Integrating Open and Equitable Research into Open Science

On March 21st, ICOR was privileged to present at the “Year of Open Science Culminating Conference: Shaping the Future of Open Research” that showcased the past, present, and future of open science initiatives covering the major topics of infrastructure, community-building, rewards and incentives, policy, and metascience. The interactive event was a gathering of the brightest minds and leading projects dedicated to open science and neatly bridged the connections across stakeholders who enact and support open science across the research lifecycle. If you were unable to attend the conference, all the sessions can be found on this playlist via the Center of Open Science’s YouTube channel.

ICOR’s presentation was dedicated to our NSF-funded EAGER project in collaboration with MIT Libraries’ Center for Research on Equitable and Open Scholarship (CREOS). Together, we are combining our expertise in research in equitable and open scholarship and real-world implementations of open research practices.

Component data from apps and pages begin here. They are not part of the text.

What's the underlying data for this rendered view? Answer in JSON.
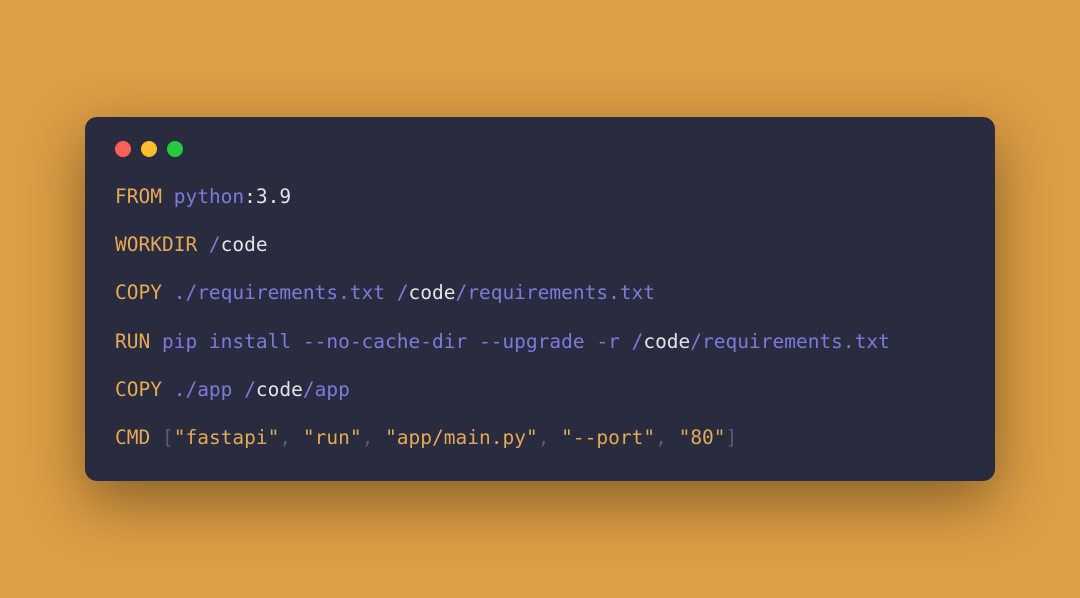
{
  "dockerfile": {
    "lines": [
      {
        "tokens": [
          {
            "text": "FROM",
            "class": "tok-keyword"
          },
          {
            "text": " ",
            "class": "tok-white"
          },
          {
            "text": "python",
            "class": "tok-purple"
          },
          {
            "text": ":",
            "class": "tok-white"
          },
          {
            "text": "3.9",
            "class": "tok-white"
          }
        ]
      },
      {
        "tokens": [
          {
            "text": "WORKDIR",
            "class": "tok-keyword"
          },
          {
            "text": " /",
            "class": "tok-purple"
          },
          {
            "text": "code",
            "class": "tok-white"
          }
        ]
      },
      {
        "tokens": [
          {
            "text": "COPY",
            "class": "tok-keyword"
          },
          {
            "text": " ./requirements.txt /",
            "class": "tok-purple"
          },
          {
            "text": "code",
            "class": "tok-white"
          },
          {
            "text": "/requirements.txt",
            "class": "tok-purple"
          }
        ]
      },
      {
        "tokens": [
          {
            "text": "RUN",
            "class": "tok-keyword"
          },
          {
            "text": " pip install --no-cache-dir --upgrade -r /",
            "class": "tok-purple"
          },
          {
            "text": "code",
            "class": "tok-white"
          },
          {
            "text": "/requirements.txt",
            "class": "tok-purple"
          }
        ]
      },
      {
        "tokens": [
          {
            "text": "COPY",
            "class": "tok-keyword"
          },
          {
            "text": " ./app /",
            "class": "tok-purple"
          },
          {
            "text": "code",
            "class": "tok-white"
          },
          {
            "text": "/app",
            "class": "tok-purple"
          }
        ]
      },
      {
        "tokens": [
          {
            "text": "CMD",
            "class": "tok-keyword"
          },
          {
            "text": " [",
            "class": "tok-muted"
          },
          {
            "text": "\"fastapi\"",
            "class": "tok-string"
          },
          {
            "text": ", ",
            "class": "tok-muted"
          },
          {
            "text": "\"run\"",
            "class": "tok-string"
          },
          {
            "text": ", ",
            "class": "tok-muted"
          },
          {
            "text": "\"app/main.py\"",
            "class": "tok-string"
          },
          {
            "text": ", ",
            "class": "tok-muted"
          },
          {
            "text": "\"--port\"",
            "class": "tok-string"
          },
          {
            "text": ", ",
            "class": "tok-muted"
          },
          {
            "text": "\"80\"",
            "class": "tok-string"
          },
          {
            "text": "]",
            "class": "tok-muted"
          }
        ]
      }
    ]
  }
}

With a constantly evolving policy landscape we see the need to help academic researchers partner with operational platforms and ongoing open science initiatives in order to embed experiments and measurements into existing science systems and activities. This program will be transformative by pioneering a new scalable methodology, seeding a new generation of researchers focused on open scholarship, and building a coalition among practitioners and researchers engaged in open and equitable research. We are setting out to develop a reproducible and scalable model for evaluating practices through our Fellows and Leaders in Open and Equitable Scholarship (FLOES) program which seeks to insert well-designed experiments and measurements into existing open science systems and activities. By embedding experimental design into existing projects we can start to collect data, analyze it and start to build out a reliable evidence base that can empirically tell us what interventions work and what doesn’t.

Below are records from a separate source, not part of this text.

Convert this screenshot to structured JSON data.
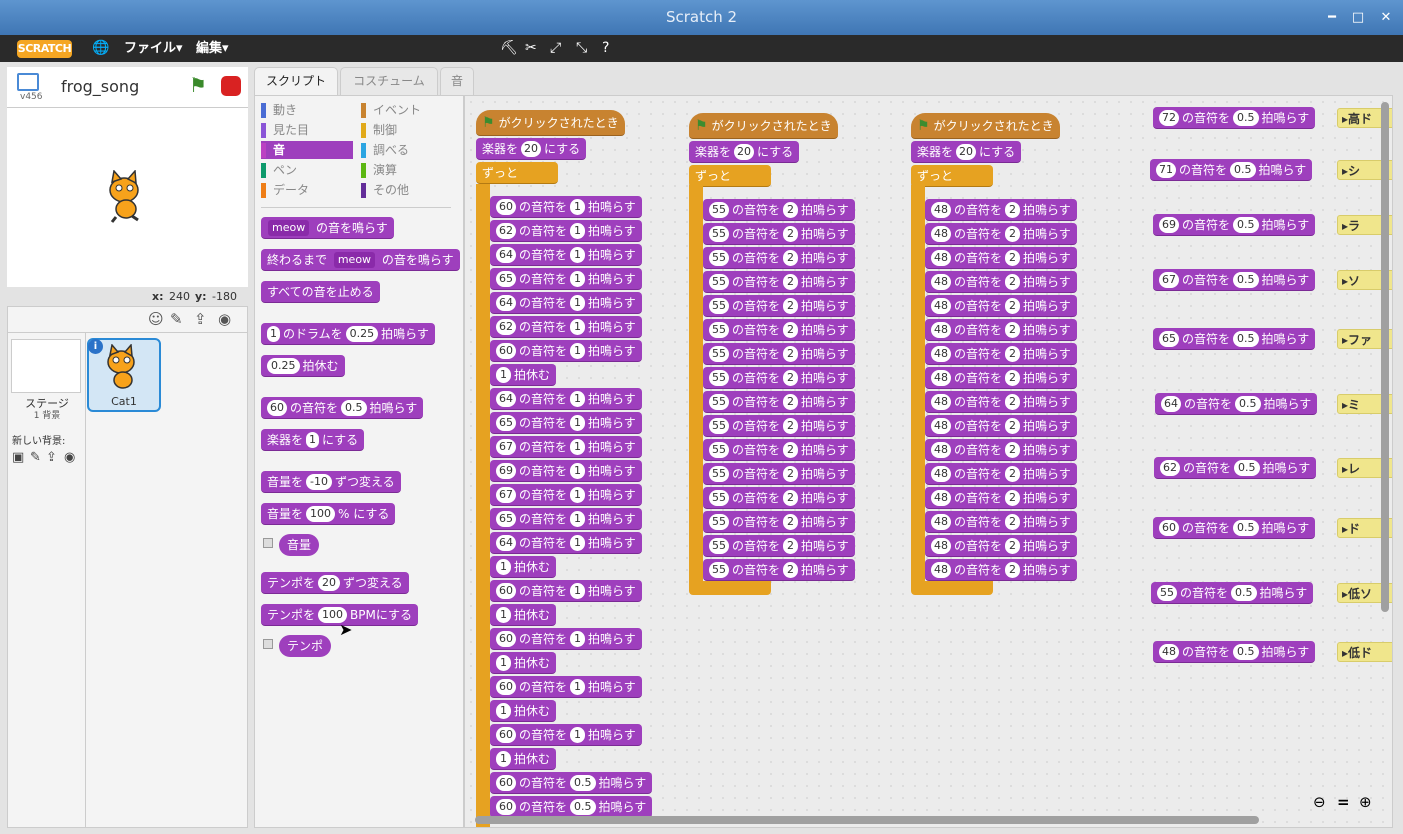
{
  "window": {
    "title": "Scratch 2"
  },
  "menu": {
    "logo": "SCRATCH",
    "file": "ファイル▾",
    "edit": "編集▾"
  },
  "stage": {
    "project_name": "frog_song",
    "version": "v456",
    "x_label": "x:",
    "x": "240",
    "y_label": "y:",
    "y": "-180"
  },
  "sprites": {
    "stage_label": "ステージ",
    "stage_backdrops": "1 背景",
    "new_backdrop": "新しい背景:",
    "sprite_name": "Cat1"
  },
  "tabs": [
    "スクリプト",
    "コスチューム",
    "音"
  ],
  "categories": [
    {
      "label": "動き",
      "color": "#4a6cd4"
    },
    {
      "label": "見た目",
      "color": "#8a55d7"
    },
    {
      "label": "音",
      "color": "#bb42c3"
    },
    {
      "label": "ペン",
      "color": "#0e9a6c"
    },
    {
      "label": "データ",
      "color": "#ee7d16"
    },
    {
      "label": "イベント",
      "color": "#c88330"
    },
    {
      "label": "制御",
      "color": "#e1a91a"
    },
    {
      "label": "調べる",
      "color": "#2ca5e2"
    },
    {
      "label": "演算",
      "color": "#5cb712"
    },
    {
      "label": "その他",
      "color": "#632d99"
    }
  ],
  "palette": {
    "play_sound_pre": "meow",
    "play_sound_post": "の音を鳴らす",
    "play_until_pre": "終わるまで",
    "play_until_arg": "meow",
    "play_until_post": "の音を鳴らす",
    "stop_all": "すべての音を止める",
    "drum_n": "1",
    "drum_mid": "のドラムを",
    "drum_beats": "0.25",
    "drum_post": "拍鳴らす",
    "rest_n": "0.25",
    "rest_post": "拍休む",
    "note_n": "60",
    "note_mid": "の音符を",
    "note_beats": "0.5",
    "note_post": "拍鳴らす",
    "instr_pre": "楽器を",
    "instr_n": "1",
    "instr_post": "にする",
    "vol_change_pre": "音量を",
    "vol_change_n": "-10",
    "vol_change_post": "ずつ変える",
    "vol_set_pre": "音量を",
    "vol_set_n": "100",
    "vol_set_post": "% にする",
    "volume": "音量",
    "tempo_change_pre": "テンポを",
    "tempo_change_n": "20",
    "tempo_change_post": "ずつ変える",
    "tempo_set_pre": "テンポを",
    "tempo_set_n": "100",
    "tempo_set_post": "BPMにする",
    "tempo": "テンポ"
  },
  "script_text": {
    "flag_clicked": "がクリックされたとき",
    "instrument_pre": "楽器を",
    "instrument_val": "20",
    "instrument_post": "にする",
    "forever": "ずっと",
    "note_mid": "の音符を",
    "note_post": "拍鳴らす",
    "rest_post": "拍休む"
  },
  "script1": [
    {
      "t": "n",
      "v": "60",
      "b": "1"
    },
    {
      "t": "n",
      "v": "62",
      "b": "1"
    },
    {
      "t": "n",
      "v": "64",
      "b": "1"
    },
    {
      "t": "n",
      "v": "65",
      "b": "1"
    },
    {
      "t": "n",
      "v": "64",
      "b": "1"
    },
    {
      "t": "n",
      "v": "62",
      "b": "1"
    },
    {
      "t": "n",
      "v": "60",
      "b": "1"
    },
    {
      "t": "r",
      "b": "1"
    },
    {
      "t": "n",
      "v": "64",
      "b": "1"
    },
    {
      "t": "n",
      "v": "65",
      "b": "1"
    },
    {
      "t": "n",
      "v": "67",
      "b": "1"
    },
    {
      "t": "n",
      "v": "69",
      "b": "1"
    },
    {
      "t": "n",
      "v": "67",
      "b": "1"
    },
    {
      "t": "n",
      "v": "65",
      "b": "1"
    },
    {
      "t": "n",
      "v": "64",
      "b": "1"
    },
    {
      "t": "r",
      "b": "1"
    },
    {
      "t": "n",
      "v": "60",
      "b": "1"
    },
    {
      "t": "r",
      "b": "1"
    },
    {
      "t": "n",
      "v": "60",
      "b": "1"
    },
    {
      "t": "r",
      "b": "1"
    },
    {
      "t": "n",
      "v": "60",
      "b": "1"
    },
    {
      "t": "r",
      "b": "1"
    },
    {
      "t": "n",
      "v": "60",
      "b": "1"
    },
    {
      "t": "r",
      "b": "1"
    },
    {
      "t": "n",
      "v": "60",
      "b": "0.5"
    },
    {
      "t": "n",
      "v": "60",
      "b": "0.5"
    }
  ],
  "script2": {
    "value": "55",
    "beats": "2",
    "count": 16
  },
  "script3": {
    "value": "48",
    "beats": "2",
    "count": 16
  },
  "defs": [
    {
      "v": "72",
      "b": "0.5",
      "call": "高ド"
    },
    {
      "v": "71",
      "b": "0.5",
      "call": "シ"
    },
    {
      "v": "69",
      "b": "0.5",
      "call": "ラ"
    },
    {
      "v": "67",
      "b": "0.5",
      "call": "ソ"
    },
    {
      "v": "65",
      "b": "0.5",
      "call": "ファ"
    },
    {
      "v": "64",
      "b": "0.5",
      "call": "ミ"
    },
    {
      "v": "62",
      "b": "0.5",
      "call": "レ"
    },
    {
      "v": "60",
      "b": "0.5",
      "call": "ド"
    },
    {
      "v": "55",
      "b": "0.5",
      "call": "低ソ"
    },
    {
      "v": "48",
      "b": "0.5",
      "call": "低ド"
    }
  ]
}
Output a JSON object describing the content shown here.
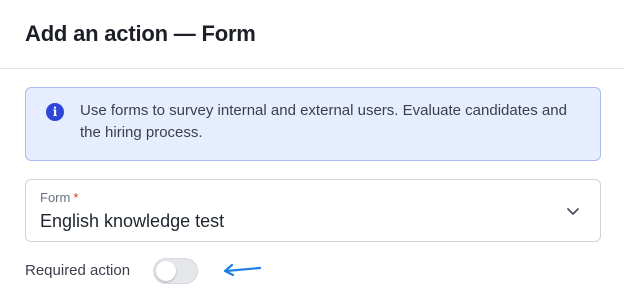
{
  "dialog": {
    "title": "Add an action — Form"
  },
  "info_banner": {
    "text": "Use forms to survey internal and external users. Evaluate candidates and the hiring process.",
    "icon": "info-icon"
  },
  "form_field": {
    "label": "Form",
    "required_marker": "*",
    "value": "English knowledge test",
    "icon": "chevron-down-icon"
  },
  "required_action": {
    "label": "Required action",
    "enabled": false
  },
  "colors": {
    "banner_bg": "#e6edff",
    "banner_border": "#a9bbf5",
    "info_icon": "#2f47d8",
    "required_marker": "#d93a2b",
    "annotation_arrow": "#1f7ee8"
  }
}
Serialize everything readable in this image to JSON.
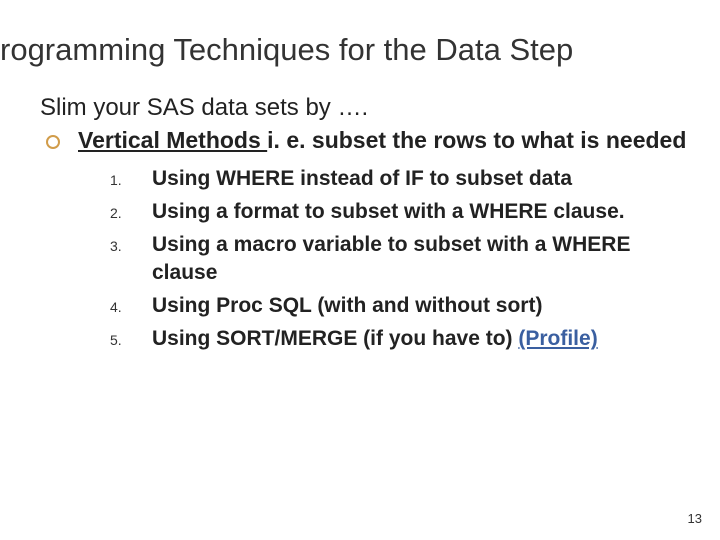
{
  "title": "rogramming Techniques for the Data Step",
  "lead": "Slim your SAS data sets by ….",
  "sub": {
    "underlined": "Vertical Methods ",
    "rest": "i. e. subset the rows to what is needed"
  },
  "items": [
    "Using WHERE instead of IF to subset data",
    "Using a format to subset with a WHERE clause.",
    "Using a macro variable to subset with a WHERE clause",
    "Using Proc SQL (with and without sort)"
  ],
  "last_item": {
    "text": "Using SORT/MERGE (if you have to) ",
    "link": "(Profile)"
  },
  "page_number": "13"
}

At present, we are designing the FLOES program and building an active community around it. Our initial activity has focused on performing an environmental scan to identify what similar initiatives are already out there and if there are any gaps that could lead to potential opportunities and partnerships. As part of this work, we are engaging with a diverse group of stakeholders and connecting with practitioners and researchers involved in open and equitable research to help us refine our understanding of the current landscape. As we continue to do this, we are gaining knowledge on how we might seed diverse and ongoing investigations into the question of equity and open scholarship and how we might embed interventions into existing projects and platforms to study equity, inclusion and diversity.

The next stage of our work will be to develop a strategy for our proposed fellowship program. We aim to put together a scalable blueprint that could increase the number of people who study equity with open science, provide a mechanism for identifying and matching research projects to suitable scholars and create guidance for standardised reporting on studies of equitable open scholarship. The ultimate goal will then be to seek funding for the FLOES program to launch in 2025.

As this whole project is centered around equity, we are being very mindful of the complex nature of the topic. We already know that the ability to conduct research and participate in scholarship is unequal globally. Not everyone has equal access to the funds, the tools or the infrastructure to conduct open science, which means there is already an inherent burden for some more than others. As we investigate when making scholarship more open leads to greater equity we intend to be equally curious as to when it exacerbates inequities and may inadvertently affect communities along the way.

You can see Kristen Ratan (Stratos and ICOR) and Sue Kriegsman (MIT libraries, CREOS) talk about the FLOES program in full in the video below (27 minutes onwards). If you have any thoughts, ideas or would like to join the FLOES community then please don’t hesitate to get in touch with us at [email protected].

Feature image by Andrey K on Unsplash